What to do: Each line of the data that includes "schedule" must be copied.

Element data from apps and pages:
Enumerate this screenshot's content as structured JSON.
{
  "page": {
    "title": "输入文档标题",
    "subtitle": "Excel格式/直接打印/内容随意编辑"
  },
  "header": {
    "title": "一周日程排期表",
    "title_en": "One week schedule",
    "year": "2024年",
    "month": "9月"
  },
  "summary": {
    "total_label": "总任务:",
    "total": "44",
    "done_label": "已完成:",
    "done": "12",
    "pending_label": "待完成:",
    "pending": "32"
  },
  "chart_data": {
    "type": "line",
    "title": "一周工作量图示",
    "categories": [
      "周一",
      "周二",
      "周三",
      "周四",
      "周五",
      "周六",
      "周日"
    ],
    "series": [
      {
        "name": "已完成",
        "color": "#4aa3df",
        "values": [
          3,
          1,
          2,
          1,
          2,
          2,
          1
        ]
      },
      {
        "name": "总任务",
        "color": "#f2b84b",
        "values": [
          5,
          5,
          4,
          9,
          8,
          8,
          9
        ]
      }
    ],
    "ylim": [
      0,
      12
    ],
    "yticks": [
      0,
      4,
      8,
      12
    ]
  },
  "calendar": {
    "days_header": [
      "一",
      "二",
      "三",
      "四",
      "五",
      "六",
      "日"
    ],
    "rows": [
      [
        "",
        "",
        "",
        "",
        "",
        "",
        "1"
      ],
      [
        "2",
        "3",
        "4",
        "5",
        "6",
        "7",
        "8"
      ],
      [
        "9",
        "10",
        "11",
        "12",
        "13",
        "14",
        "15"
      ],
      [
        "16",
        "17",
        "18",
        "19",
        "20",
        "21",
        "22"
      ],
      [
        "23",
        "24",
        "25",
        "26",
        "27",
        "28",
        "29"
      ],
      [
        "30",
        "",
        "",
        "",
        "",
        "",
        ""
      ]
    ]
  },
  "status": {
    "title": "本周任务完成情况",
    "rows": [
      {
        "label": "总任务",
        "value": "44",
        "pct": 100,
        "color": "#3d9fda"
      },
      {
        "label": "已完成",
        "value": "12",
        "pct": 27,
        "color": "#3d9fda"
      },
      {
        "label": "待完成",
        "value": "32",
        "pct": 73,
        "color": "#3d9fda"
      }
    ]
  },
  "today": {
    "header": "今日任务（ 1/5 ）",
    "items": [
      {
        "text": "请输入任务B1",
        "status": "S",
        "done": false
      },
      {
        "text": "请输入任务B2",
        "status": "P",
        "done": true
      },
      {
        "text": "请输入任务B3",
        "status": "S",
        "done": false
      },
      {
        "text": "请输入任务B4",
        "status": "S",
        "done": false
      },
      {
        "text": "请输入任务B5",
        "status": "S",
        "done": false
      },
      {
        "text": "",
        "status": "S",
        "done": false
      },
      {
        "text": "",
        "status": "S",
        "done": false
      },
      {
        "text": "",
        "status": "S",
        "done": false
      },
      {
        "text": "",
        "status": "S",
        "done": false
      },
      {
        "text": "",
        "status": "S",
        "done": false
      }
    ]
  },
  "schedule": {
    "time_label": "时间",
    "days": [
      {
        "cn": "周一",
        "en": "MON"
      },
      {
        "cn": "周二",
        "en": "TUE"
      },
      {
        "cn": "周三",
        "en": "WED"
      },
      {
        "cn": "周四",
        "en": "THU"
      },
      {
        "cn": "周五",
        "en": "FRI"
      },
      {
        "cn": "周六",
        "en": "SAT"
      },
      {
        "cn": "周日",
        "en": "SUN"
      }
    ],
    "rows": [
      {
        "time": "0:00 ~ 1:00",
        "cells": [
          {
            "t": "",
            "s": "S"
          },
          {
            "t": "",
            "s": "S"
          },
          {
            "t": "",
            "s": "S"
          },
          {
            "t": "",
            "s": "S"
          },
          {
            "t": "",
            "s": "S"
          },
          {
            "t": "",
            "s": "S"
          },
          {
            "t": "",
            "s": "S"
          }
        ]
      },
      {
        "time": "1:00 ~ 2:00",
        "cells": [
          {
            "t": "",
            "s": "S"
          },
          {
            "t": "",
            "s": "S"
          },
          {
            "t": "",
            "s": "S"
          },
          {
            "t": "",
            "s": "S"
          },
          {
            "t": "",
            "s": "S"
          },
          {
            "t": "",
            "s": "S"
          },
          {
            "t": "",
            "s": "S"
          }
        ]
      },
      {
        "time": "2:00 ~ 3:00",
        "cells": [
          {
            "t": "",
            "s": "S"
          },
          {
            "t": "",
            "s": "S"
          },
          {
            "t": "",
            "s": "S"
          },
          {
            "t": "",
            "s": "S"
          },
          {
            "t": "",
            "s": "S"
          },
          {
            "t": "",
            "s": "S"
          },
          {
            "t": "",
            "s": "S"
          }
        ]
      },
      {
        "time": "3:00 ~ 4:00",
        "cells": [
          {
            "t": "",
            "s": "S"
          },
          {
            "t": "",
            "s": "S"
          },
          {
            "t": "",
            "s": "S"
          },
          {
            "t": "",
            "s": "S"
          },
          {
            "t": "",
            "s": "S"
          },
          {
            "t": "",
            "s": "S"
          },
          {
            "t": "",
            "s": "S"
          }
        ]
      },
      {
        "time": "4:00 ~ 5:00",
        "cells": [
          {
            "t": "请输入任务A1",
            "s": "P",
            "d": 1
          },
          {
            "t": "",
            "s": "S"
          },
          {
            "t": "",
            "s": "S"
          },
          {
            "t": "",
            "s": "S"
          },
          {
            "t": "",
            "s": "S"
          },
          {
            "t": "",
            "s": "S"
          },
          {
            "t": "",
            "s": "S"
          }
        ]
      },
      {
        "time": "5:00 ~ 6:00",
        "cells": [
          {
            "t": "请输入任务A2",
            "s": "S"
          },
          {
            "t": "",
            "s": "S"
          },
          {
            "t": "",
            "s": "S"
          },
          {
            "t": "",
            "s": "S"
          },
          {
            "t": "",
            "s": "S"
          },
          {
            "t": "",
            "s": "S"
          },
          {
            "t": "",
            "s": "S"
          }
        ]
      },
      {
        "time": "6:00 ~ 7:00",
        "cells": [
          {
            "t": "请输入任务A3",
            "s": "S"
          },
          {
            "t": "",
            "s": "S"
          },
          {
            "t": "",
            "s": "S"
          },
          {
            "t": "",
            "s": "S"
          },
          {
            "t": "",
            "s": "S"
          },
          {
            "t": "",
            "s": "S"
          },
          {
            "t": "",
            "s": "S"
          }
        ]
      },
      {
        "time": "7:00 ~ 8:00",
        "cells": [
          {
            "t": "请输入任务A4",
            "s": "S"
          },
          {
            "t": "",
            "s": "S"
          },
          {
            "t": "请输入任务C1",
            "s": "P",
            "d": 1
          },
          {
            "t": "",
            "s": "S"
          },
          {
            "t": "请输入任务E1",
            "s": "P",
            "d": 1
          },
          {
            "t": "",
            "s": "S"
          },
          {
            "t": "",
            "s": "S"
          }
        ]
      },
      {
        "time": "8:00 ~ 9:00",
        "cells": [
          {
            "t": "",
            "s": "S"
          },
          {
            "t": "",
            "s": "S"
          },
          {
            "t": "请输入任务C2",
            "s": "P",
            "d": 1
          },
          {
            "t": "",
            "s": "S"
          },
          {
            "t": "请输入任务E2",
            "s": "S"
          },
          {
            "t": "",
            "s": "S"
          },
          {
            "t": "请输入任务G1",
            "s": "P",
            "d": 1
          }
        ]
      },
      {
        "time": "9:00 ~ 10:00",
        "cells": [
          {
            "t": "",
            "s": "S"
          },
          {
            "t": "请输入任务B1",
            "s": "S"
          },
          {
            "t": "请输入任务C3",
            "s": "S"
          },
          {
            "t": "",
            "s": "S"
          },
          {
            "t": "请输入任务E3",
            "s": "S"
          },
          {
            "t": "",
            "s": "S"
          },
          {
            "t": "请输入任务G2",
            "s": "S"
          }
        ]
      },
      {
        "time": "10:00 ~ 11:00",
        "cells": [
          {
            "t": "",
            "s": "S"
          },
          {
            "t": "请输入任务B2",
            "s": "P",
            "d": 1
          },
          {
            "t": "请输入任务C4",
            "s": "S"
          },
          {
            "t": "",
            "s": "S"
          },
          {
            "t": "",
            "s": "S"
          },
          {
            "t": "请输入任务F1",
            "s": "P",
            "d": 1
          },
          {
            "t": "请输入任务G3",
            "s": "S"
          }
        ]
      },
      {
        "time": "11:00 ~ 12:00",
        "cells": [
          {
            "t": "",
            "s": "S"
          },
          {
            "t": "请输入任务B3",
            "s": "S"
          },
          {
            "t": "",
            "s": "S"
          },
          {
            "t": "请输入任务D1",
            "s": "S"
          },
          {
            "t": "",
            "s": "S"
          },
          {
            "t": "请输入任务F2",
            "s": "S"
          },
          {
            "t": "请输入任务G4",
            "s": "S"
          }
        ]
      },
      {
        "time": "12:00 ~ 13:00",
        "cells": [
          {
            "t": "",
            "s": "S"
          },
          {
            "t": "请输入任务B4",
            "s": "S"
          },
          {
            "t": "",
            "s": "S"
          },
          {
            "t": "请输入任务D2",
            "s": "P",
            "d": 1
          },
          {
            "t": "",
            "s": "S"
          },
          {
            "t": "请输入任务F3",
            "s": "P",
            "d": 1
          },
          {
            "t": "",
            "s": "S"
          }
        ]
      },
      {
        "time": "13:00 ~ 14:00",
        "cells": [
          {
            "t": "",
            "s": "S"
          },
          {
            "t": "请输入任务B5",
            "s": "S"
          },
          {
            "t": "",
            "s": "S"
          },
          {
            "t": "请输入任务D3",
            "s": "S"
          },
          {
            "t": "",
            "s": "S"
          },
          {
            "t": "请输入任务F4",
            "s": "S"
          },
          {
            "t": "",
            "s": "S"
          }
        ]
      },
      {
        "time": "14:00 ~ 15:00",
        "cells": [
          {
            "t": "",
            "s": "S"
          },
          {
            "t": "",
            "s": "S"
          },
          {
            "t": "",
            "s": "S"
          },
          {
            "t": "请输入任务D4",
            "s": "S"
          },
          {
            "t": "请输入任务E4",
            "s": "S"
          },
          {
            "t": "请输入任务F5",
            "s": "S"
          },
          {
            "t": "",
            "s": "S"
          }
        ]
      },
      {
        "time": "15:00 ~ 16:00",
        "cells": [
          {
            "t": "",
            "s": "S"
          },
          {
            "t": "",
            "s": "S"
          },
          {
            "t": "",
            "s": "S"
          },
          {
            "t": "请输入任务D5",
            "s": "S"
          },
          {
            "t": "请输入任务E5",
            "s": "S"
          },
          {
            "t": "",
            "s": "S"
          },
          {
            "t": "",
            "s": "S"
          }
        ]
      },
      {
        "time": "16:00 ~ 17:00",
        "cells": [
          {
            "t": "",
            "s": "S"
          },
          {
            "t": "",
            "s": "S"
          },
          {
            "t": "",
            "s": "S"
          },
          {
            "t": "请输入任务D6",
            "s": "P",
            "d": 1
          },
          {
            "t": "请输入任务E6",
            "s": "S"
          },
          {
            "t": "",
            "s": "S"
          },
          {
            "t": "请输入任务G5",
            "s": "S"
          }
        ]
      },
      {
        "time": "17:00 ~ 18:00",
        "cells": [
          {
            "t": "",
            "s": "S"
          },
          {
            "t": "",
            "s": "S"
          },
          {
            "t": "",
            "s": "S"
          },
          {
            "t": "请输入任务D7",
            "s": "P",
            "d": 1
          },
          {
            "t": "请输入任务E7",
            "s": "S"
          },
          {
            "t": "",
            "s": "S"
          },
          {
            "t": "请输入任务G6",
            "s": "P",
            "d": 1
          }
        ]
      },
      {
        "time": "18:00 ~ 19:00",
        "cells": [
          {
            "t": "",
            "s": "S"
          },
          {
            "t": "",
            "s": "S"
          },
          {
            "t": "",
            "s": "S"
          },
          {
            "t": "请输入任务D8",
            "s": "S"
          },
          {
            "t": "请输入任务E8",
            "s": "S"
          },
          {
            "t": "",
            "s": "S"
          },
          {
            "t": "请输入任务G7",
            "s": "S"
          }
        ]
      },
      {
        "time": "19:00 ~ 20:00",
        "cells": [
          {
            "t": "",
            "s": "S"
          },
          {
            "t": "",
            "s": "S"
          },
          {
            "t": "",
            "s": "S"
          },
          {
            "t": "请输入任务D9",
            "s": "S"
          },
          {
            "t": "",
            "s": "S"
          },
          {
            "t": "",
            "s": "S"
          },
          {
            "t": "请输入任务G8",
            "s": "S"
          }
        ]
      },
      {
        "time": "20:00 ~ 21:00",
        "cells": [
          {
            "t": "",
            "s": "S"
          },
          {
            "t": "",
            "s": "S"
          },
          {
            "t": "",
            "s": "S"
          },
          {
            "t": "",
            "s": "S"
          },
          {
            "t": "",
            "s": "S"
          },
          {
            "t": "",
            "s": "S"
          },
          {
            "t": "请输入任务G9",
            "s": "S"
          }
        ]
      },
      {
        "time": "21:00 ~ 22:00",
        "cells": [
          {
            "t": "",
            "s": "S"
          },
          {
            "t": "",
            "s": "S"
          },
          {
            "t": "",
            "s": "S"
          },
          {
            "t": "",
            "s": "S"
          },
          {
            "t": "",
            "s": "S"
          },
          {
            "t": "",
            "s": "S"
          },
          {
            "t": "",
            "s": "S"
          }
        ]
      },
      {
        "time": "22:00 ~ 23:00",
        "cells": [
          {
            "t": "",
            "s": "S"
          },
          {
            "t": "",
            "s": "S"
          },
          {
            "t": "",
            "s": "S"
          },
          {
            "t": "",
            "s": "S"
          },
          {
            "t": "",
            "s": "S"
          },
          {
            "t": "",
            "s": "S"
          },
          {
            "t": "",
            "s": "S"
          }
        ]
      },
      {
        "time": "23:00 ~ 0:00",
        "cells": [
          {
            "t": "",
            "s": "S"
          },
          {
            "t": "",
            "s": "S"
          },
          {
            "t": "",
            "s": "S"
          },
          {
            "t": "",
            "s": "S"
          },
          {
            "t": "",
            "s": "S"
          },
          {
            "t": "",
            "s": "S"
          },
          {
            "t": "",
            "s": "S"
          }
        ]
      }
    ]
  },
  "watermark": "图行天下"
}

Reply to the task:
    "title_en": "One week schedule",
  "schedule": {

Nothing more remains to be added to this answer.